If you wanted to sell and move from the neighborhood, as a homeowner, you can’t just immediately leave the house. It will take time to put on the market and find the right qualified buyer. And even if you wanted to rent, you’d have to wait to find a qualified tenant. The process for both can be complex and long.  

Prices and Costs  

There is always the possibility that your property value may decrease and your property tax can also increase. While your monthly payment will stay the same on a fixed-rate financing option, other costs may cause the amount you spend on housing per month to increase. This includes any unexpected maintenance costs.   

Initial Investment  

Buying a home will usually require around a 20% initial investment for a down payment. It will also require closing costs of around 3%–5% of the purchase price. This can take years to save. But the good news is that you can get gift money from family and friends as long as you have a letter attached to it saying that you do not need to repay them. There are also some assistance programs available. For example, Guidance Residential has partnered with Freddie Mac to promote homeownership by offering credit for qualified buyers.  
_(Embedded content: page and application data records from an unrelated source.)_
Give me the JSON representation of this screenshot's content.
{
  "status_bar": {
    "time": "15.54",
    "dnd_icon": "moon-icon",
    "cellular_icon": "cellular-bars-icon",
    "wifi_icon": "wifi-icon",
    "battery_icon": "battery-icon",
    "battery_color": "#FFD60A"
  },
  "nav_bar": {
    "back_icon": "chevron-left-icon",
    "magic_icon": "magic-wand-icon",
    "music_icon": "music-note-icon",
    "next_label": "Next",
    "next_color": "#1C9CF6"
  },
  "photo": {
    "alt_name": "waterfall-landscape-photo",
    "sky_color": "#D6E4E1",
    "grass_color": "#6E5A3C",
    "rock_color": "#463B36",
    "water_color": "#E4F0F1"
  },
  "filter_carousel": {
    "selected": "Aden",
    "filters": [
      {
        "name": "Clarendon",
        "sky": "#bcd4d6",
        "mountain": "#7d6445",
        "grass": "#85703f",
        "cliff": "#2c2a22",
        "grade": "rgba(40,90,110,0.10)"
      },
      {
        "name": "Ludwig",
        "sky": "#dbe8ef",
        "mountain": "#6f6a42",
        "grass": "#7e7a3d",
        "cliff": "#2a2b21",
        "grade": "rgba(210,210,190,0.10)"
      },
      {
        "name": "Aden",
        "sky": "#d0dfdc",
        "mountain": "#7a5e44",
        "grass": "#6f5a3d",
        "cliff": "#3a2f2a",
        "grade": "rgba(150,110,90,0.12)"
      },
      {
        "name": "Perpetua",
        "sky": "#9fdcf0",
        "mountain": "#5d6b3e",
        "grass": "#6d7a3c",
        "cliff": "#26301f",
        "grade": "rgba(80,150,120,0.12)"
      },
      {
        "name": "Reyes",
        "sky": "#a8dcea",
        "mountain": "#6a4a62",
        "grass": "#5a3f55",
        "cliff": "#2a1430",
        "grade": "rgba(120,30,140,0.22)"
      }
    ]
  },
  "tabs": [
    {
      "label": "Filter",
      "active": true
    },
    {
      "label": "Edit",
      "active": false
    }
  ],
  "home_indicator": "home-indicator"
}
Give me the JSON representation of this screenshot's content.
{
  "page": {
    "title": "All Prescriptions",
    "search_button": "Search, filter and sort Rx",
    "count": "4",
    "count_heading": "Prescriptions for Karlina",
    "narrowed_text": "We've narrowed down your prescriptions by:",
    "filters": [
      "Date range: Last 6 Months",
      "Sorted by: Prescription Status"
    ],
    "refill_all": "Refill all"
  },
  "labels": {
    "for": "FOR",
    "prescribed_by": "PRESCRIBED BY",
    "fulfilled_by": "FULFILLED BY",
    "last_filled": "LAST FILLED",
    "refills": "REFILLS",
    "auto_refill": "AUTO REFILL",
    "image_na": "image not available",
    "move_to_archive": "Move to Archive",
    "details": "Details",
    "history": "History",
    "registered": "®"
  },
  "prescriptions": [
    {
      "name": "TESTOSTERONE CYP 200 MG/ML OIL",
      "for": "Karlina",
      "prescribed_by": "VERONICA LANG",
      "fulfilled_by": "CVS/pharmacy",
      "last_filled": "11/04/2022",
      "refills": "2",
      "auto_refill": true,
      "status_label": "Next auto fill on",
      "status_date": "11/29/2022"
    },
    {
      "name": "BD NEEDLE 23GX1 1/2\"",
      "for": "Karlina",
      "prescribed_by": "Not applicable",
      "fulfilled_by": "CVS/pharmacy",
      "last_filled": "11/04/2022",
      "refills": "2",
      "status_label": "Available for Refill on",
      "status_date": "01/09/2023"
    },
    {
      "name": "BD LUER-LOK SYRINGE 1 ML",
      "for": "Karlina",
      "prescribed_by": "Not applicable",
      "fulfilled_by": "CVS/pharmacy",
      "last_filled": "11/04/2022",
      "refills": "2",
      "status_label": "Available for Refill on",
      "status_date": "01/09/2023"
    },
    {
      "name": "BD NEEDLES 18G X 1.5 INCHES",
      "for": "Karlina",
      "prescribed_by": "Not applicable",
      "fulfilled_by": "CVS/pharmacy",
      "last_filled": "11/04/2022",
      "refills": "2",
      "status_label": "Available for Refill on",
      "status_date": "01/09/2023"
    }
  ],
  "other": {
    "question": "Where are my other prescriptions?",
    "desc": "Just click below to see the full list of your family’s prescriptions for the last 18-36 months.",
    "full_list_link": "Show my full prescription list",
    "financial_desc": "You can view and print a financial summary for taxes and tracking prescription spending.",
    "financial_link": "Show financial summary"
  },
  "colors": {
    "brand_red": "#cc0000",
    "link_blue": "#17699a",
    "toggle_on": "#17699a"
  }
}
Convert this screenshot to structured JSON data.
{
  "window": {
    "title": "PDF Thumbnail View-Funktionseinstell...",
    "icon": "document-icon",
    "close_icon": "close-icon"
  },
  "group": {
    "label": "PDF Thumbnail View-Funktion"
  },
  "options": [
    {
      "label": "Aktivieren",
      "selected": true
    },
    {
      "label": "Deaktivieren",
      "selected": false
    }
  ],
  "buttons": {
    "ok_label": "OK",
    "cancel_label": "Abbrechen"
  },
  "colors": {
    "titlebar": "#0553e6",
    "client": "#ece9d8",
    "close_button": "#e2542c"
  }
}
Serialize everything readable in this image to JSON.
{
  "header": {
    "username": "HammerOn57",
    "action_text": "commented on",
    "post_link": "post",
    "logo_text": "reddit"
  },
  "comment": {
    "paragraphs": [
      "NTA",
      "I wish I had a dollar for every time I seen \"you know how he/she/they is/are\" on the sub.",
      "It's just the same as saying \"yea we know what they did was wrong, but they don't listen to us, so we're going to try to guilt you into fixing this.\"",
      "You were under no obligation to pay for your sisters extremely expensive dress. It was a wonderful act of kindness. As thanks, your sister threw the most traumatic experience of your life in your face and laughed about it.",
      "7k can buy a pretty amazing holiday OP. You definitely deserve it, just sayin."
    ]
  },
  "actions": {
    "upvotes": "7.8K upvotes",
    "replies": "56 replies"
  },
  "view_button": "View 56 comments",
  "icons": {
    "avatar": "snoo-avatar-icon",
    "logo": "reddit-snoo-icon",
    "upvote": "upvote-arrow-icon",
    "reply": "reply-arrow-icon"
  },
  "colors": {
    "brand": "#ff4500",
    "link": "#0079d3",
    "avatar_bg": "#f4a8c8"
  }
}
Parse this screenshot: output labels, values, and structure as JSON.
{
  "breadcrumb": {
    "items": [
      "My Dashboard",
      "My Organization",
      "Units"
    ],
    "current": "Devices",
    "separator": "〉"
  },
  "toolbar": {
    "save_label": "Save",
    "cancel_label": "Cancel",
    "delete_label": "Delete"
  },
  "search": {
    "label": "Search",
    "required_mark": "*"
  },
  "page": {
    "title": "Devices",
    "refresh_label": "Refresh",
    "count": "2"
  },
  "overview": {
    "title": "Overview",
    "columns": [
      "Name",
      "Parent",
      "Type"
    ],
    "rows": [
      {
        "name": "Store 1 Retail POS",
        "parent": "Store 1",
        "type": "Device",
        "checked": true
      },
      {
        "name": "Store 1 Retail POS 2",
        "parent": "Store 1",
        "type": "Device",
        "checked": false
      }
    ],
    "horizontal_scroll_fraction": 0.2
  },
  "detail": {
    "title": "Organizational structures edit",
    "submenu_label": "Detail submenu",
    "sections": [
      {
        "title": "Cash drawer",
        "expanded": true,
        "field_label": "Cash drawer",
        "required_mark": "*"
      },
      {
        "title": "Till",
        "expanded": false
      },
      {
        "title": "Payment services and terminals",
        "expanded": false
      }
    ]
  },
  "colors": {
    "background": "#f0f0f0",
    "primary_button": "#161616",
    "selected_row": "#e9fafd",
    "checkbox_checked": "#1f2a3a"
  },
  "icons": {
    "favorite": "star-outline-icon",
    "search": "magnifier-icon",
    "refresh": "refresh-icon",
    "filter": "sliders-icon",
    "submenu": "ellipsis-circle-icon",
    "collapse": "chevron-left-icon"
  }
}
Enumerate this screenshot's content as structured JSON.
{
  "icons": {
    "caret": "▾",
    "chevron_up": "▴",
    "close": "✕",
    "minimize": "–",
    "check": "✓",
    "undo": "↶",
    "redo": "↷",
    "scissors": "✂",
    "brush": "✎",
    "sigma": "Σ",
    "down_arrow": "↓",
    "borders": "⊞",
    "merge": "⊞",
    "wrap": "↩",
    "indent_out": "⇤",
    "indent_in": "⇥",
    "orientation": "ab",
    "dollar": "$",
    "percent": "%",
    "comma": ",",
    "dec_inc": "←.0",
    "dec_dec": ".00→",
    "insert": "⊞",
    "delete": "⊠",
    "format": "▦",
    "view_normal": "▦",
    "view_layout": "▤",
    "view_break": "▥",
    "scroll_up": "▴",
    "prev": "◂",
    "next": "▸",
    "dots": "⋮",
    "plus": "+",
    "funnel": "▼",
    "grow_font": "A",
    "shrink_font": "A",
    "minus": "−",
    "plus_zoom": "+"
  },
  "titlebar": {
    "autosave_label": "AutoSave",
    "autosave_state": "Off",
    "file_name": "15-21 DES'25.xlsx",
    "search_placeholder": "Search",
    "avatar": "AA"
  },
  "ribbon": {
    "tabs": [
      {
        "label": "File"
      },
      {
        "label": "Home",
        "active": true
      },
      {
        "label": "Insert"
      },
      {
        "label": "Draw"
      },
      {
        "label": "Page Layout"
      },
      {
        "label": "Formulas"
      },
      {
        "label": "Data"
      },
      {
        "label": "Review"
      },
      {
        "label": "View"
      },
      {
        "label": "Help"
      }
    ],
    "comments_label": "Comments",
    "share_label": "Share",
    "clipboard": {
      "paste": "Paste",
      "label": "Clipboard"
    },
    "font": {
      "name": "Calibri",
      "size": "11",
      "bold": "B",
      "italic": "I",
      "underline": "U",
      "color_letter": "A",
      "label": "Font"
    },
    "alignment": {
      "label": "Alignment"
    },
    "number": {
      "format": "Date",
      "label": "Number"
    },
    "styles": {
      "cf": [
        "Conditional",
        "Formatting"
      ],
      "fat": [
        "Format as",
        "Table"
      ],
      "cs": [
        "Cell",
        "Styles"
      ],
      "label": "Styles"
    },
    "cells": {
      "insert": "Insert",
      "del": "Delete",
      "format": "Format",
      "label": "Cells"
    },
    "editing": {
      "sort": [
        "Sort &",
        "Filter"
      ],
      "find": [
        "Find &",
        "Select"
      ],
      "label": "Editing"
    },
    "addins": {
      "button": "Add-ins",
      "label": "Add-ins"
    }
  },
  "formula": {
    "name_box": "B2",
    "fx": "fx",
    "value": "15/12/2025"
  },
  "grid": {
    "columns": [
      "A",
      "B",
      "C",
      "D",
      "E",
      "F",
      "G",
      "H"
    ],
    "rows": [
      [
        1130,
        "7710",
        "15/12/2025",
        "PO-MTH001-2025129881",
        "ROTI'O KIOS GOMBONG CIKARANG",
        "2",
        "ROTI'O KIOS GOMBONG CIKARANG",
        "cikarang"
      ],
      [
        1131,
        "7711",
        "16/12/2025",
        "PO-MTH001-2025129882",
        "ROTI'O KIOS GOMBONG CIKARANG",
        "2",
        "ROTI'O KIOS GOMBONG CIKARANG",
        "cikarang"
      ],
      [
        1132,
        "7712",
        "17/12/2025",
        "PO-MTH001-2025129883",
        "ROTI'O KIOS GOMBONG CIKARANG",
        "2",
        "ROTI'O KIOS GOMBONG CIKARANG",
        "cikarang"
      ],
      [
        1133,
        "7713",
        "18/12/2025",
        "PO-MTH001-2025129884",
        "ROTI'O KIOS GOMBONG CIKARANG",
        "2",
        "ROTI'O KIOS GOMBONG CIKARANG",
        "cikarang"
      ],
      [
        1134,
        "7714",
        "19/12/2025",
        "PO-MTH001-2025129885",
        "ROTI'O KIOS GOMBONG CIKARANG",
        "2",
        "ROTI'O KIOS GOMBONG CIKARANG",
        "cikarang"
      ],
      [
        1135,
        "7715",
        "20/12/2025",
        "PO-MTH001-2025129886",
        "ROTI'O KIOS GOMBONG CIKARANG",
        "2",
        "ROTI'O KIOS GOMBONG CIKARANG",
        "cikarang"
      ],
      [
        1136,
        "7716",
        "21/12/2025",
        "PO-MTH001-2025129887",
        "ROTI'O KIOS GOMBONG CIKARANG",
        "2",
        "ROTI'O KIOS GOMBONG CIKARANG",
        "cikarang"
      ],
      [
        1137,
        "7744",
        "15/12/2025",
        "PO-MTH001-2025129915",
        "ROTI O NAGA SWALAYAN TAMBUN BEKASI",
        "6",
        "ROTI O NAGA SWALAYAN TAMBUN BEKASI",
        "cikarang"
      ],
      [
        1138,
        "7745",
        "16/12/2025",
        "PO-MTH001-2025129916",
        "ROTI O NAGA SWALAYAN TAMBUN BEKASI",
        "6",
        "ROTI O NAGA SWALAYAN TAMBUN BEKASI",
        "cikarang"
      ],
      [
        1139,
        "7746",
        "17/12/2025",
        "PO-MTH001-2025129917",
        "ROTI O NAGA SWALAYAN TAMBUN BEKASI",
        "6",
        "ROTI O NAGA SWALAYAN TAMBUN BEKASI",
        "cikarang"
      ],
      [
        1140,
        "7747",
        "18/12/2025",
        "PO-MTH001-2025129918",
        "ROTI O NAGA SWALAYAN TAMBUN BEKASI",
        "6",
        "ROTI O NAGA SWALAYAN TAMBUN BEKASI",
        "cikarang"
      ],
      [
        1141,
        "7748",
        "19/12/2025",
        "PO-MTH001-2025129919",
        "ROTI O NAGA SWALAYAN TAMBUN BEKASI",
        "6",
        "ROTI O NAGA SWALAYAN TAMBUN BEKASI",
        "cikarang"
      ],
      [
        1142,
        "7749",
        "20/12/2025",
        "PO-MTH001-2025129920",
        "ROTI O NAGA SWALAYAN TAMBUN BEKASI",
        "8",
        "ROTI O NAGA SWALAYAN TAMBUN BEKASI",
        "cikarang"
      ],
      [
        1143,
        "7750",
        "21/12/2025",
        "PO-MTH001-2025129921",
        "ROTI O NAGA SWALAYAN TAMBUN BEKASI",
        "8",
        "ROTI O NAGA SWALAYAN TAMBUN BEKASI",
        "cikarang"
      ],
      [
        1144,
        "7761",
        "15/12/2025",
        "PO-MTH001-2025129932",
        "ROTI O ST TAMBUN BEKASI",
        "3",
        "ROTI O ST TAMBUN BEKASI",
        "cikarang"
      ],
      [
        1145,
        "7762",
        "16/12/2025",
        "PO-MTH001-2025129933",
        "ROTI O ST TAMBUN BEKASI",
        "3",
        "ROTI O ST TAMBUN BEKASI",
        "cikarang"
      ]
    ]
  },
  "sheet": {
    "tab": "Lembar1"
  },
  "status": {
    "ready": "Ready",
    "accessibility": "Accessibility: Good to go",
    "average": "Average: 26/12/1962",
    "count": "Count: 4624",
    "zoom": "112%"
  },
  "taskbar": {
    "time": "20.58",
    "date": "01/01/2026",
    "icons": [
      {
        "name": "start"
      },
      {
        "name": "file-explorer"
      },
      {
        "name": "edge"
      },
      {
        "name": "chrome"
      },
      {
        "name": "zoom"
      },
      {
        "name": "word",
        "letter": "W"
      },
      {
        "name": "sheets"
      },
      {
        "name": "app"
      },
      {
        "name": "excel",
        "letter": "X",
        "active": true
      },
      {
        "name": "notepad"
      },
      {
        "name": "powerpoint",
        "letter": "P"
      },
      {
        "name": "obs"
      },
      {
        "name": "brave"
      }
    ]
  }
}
Top 7 Reasons to Buy a Home Instead of Rent in 2022 

Though the percentages vary, the majority of home pricing forecasts for 2022 predict an increase in home price growth. But after weighing the pros and cons of both buying and renting, here are some additional points to help you decide to buy a home instead of rent. 

1. Provides Security  

As a homeowner, you won’t need to worry if your landlord will increase the rent or if they don’t want to renew your lease. You also won’t need to worry about losing your home if you make payments towards the home on time. And with an Islamic mortgage, the risk is shared so you have even less to worry about. For example, if the property is lost in the case of a natural disaster, or a public service project initiated by the government forces you out of the property, the risk is shared between you and the company. Learn more about how an Islamic mortgage works.  

2. You Are in Control  

However you want to decorate or update your home, add a garden or remodel, you are in control as a homeowner. You do not need permission to paint a wall or get approval other than some changes to your home’s exterior if you are part of a homeowner’s association (HOA). Otherwise, you have freedom and control and can build the home of your dreams.  

3. Build Equity and Long-Term Investment 

When you make payments towards your home, you’re building equity and adding to your home’s value. It’s like a sort of forced savings when you make payments on the home. And when it comes time to sell, you get the payments, plus more back if the property value increased and the market is favorable. And if at some point you need cash, you can also borrow against the equity.  

4. Tax Advantages  

As a homeowner, you can deduct property taxes when it comes time to file for federal and some state income taxes. If you work from home, part of the home can also be accounted for and deducted from your taxes.  

5. Predictable Payments 

While your landlord can increase the rent any time of year, if you choose fixed-rate financing, the monthly payments will stay the same. This allows the homeowner to budget appropriately and set aside any additional costs related to maintenance, making being a homeowner more predictable in terms of payments.  

6. An End to Payments 

When you rent, you’ll need to make payments every month and indefinitely. When you purchase and have made all of your payments to own the home in full, you do not need to make any more payments. You also have the option to pass the house along to loved ones.  

7. A Sense of Belonging 

When you own a home, you’ll have a sense of ownership and belonging. You can feel part of the community. And you can call it your own. Buying a home isn’t just about the financial benefits. Home is hope, dreams, security, family, freedom, future… what does home mean to you?

Stop Renting and Start Owning 

Both renting and owning have their pros and cons. Take time to weigh your options and consider the advantages and disadvantages of each. If you feel that now is the right time for homeownership, take the first step.  

Get prequalified online today in fewer than 10 minutes with Guidance Residential. 

Originally published in December 2021. Updated in February 2022.